Weirdo minimal to keep dancers riveted.
Each of Mandela Move's four tracks are about 13-minutes long, which means they were probably subject to some judicious editing (Villalobos regularly submits full 30-minute recordings to labels, leaving others to decide which parts to use). The editing helps. Though each track is its own vortex of damp, squiggly texture and fussy drum patterns, they are primed for club use. Even the most standard, "Mandela Move," becomes an unexpectedly bumpy ride as it disappears into pockets of processing. Hi-hats and snares slam back in assertively before disappearing, as if Villalobos couldn't keep control of them. "Ectroscop" features a deep, writhing bassline that occasionally gets squeezed by Villalobos's dense arrangement.
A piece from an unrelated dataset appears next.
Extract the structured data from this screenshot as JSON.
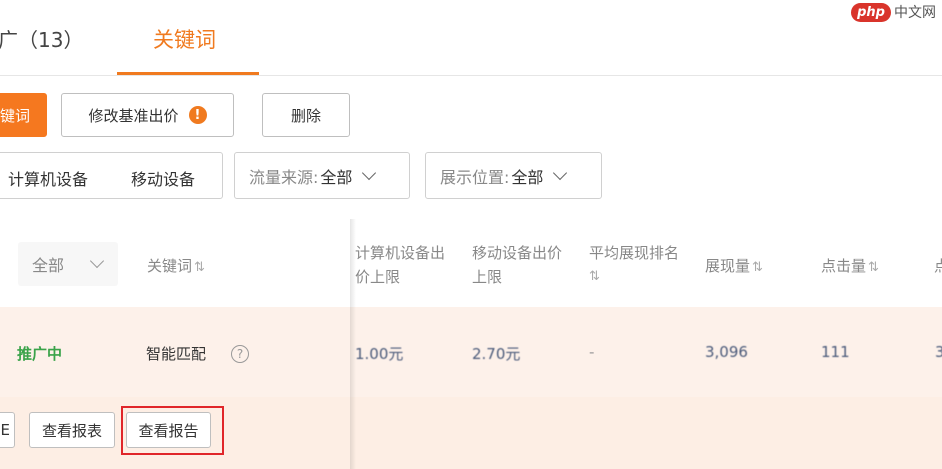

Mandela Move bears some resemblance to Villalobos's last major release, Empirical House, but something about his latest record feels more fun and carefree. There's a goofy moment in "Beetglass" in which the distinctive clatter of the iPhone keyboard sounds, a disorienting moment that calls back to the messenger notification heard in "Tu Actitud" from 2012's Dependent And Happy. The track is unusually rollicking, with unsubtle snares and whistling synths. But along with the rest of Mandela Move, it will also keep dancers riveted.